Chromosome instability in colon cancer
© BioMed Central Ltd 2001
Published: 23 March 2001
Defects in chromosome segregation - resulting in chromosome instability - are a hallmark of many colon cancers. Mutations in the Adenomatous Polyposis Coli (APC) gene are found in both familial and sporadic colon cancer. Now, two studies in April Nature Cell Biology uncover the link between the APC gene product and chromosome instability (Nat Cell Biol 3:429-432; 433-438).
Microtubules are normally attached to the kinetochores at the centromeres of chromosomes.
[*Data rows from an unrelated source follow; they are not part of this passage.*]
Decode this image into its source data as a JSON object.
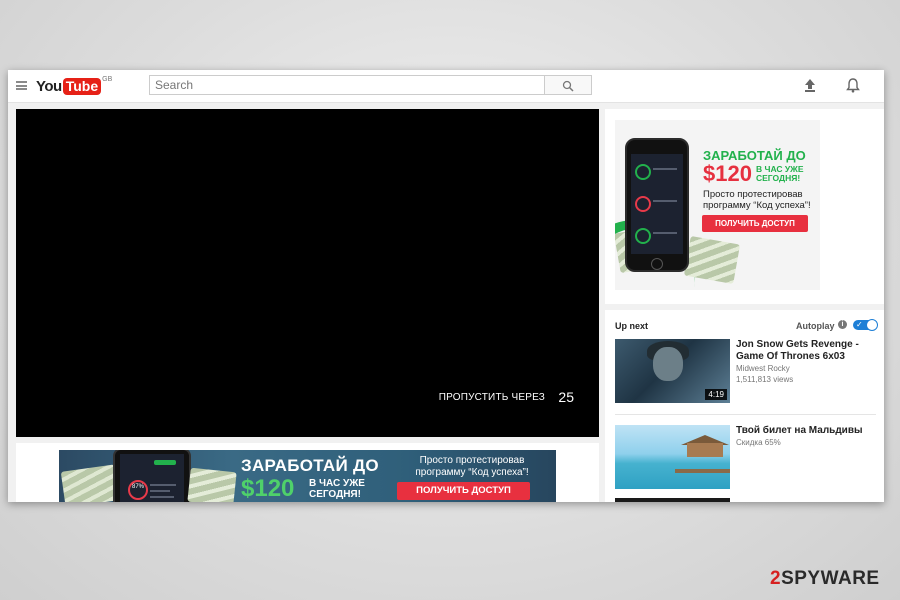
{
  "header": {
    "logo_you": "You",
    "logo_tube": "Tube",
    "logo_country": "GB",
    "search_placeholder": "Search"
  },
  "player": {
    "skip_text": "ПРОПУСТИТЬ ЧЕРЕЗ",
    "skip_count": "25"
  },
  "banner": {
    "title": "ЗАРАБОТАЙ ДО",
    "price": "$120",
    "sub": "В ЧАС УЖЕ СЕГОДНЯ!",
    "desc": "Просто протестировав программу “Код успеха”!",
    "cta": "ПОЛУЧИТЬ ДОСТУП",
    "phone_pct": "87%"
  },
  "side_ad": {
    "title": "ЗАРАБОТАЙ ДО",
    "price": "$120",
    "sub": "В ЧАС УЖЕ СЕГОДНЯ!",
    "desc": "Просто протестировав программу “Код успеха”!",
    "cta": "ПОЛУЧИТЬ ДОСТУП"
  },
  "upnext": {
    "label": "Up next",
    "autoplay_label": "Autoplay",
    "autoplay_on": true,
    "videos": [
      {
        "title": "Jon Snow Gets Revenge - Game Of Thrones 6x03",
        "channel": "Midwest Rocky",
        "views": "1,511,813 views",
        "duration": "4:19"
      },
      {
        "title": "Твой билет на Мальдивы",
        "channel": "Скидка 65%"
      }
    ]
  },
  "watermark": {
    "num": "2",
    "text": "SPYWARE"
  },
  "colors": {
    "brand_red": "#e62117",
    "ad_green": "#22b14c",
    "cta_red": "#e8303f",
    "toggle_blue": "#1e7fd6"
  }
}
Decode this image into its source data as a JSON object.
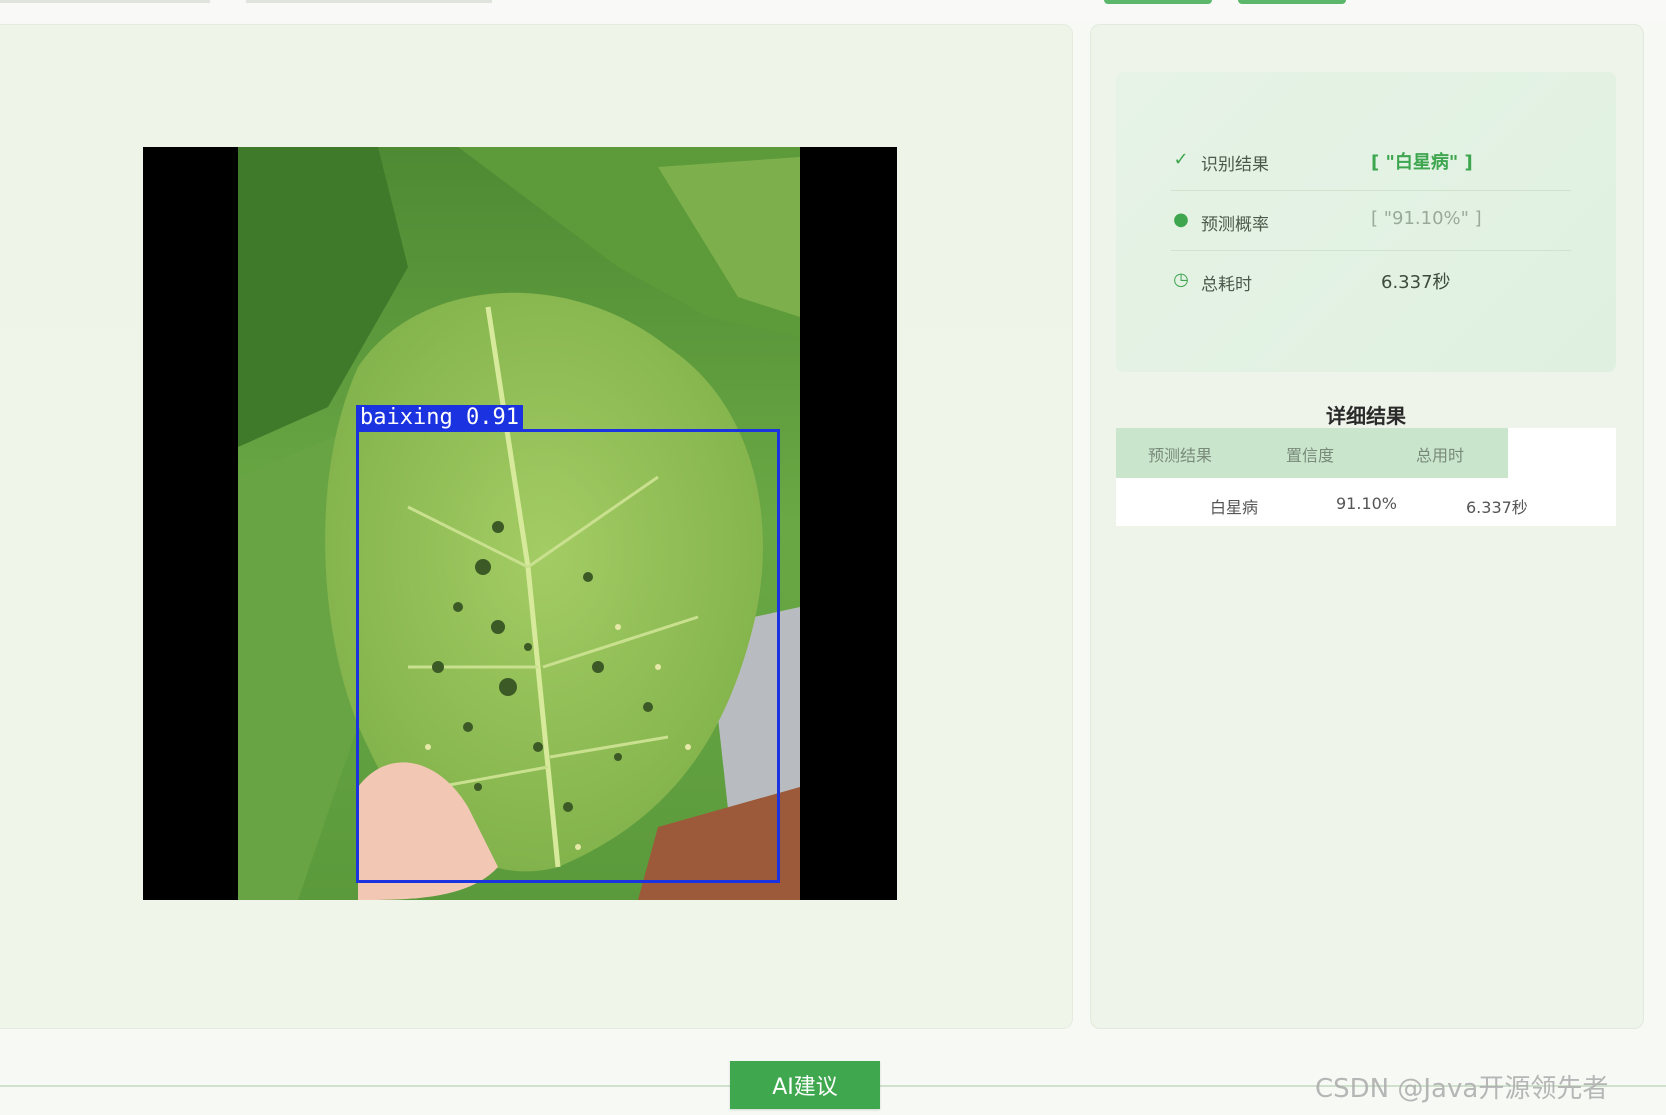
{
  "detection": {
    "label": "baixing 0.91"
  },
  "summary": {
    "rows": [
      {
        "icon": "check-icon",
        "label": "识别结果",
        "value": "[ \"白星病\" ]"
      },
      {
        "icon": "location-pin-icon",
        "label": "预测概率",
        "value": "[ \"91.10%\" ]"
      },
      {
        "icon": "clock-icon",
        "label": "总耗时",
        "value": "6.337秒"
      }
    ]
  },
  "details": {
    "title": "详细结果",
    "headers": [
      "预测结果",
      "置信度",
      "总用时"
    ],
    "row": [
      "白星病",
      "91.10%",
      "6.337秒"
    ]
  },
  "footer": {
    "ai_button_label": "AI建议",
    "watermark": "CSDN @Java开源领先者"
  },
  "colors": {
    "accent": "#3fa84e",
    "detection_box": "#1a32e0"
  }
}
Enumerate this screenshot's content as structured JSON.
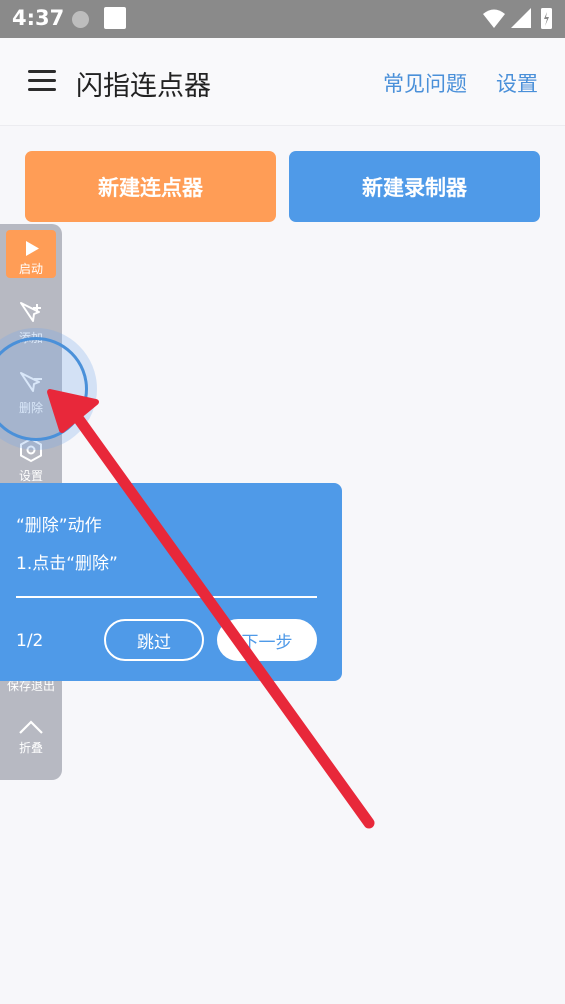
{
  "status_bar": {
    "time": "4:37"
  },
  "app_bar": {
    "title": "闪指连点器",
    "faq_label": "常见问题",
    "settings_label": "设置"
  },
  "actions": {
    "new_clicker": "新建连点器",
    "new_recorder": "新建录制器"
  },
  "float_bar": {
    "items": [
      {
        "label": "启动",
        "icon": "play-icon"
      },
      {
        "label": "添加",
        "icon": "cursor-plus-icon"
      },
      {
        "label": "删除",
        "icon": "cursor-minus-icon"
      },
      {
        "label": "设置",
        "icon": "hexagon-gear-icon"
      },
      {
        "label": "保存退出",
        "icon": "save-exit-icon"
      },
      {
        "label": "折叠",
        "icon": "chevron-up-icon"
      }
    ]
  },
  "tooltip": {
    "title": "“删除”动作",
    "step": "1.点击“删除”",
    "page": "1/2",
    "skip_label": "跳过",
    "next_label": "下一步"
  },
  "colors": {
    "orange": "#ff9d56",
    "blue": "#4f9ae8",
    "arrow": "#e8283a",
    "float_bar": "#b7b9c2"
  }
}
By means of antibody staining, Kenneth Kaplan of the Massachusetts Institute of Technology and co-workers, and Riccardo Fodde of Leiden University Medical Center in the Netherlands and colleagues, observed that the APC protein is localized during mitosis in normal cells to the ends of microtubules embedded in kinetochores. In cells carrying a version of APC in which the carboxyl terminus was truncated, the microtubules were projected randomly and few were anchored to the kinetochore. This was associated with extensive chromosome rearrangements. The results suggest that the loss of sequences in the carboxyl terminus of APC might be responsible for the chromosome instability seen in colon cancer.
- Kaplan KB, Burds AA, Swedlow JR, et al: A role for the Adenomatous Polyposis Coli protein in chromosome segregation. Nat Cell Biol 2001, 3:429-432., [http://cellbio.nature.com]
- Fodde R, Kuipers J, Rosenberg C, et al: Mutations in the APC tumour suppressor gene cause chromosomal instability. Nat Cell Biol 2001, 3:433-438., [http://cellbio.nature.com]
- Massachusetts Institute of Technology, [http://web.mit.edu/]
- Department of Human and Clinical Genetics, Leiden University Medical Center, [http://www.medfac.leidenuniv.nl/humangenetics/]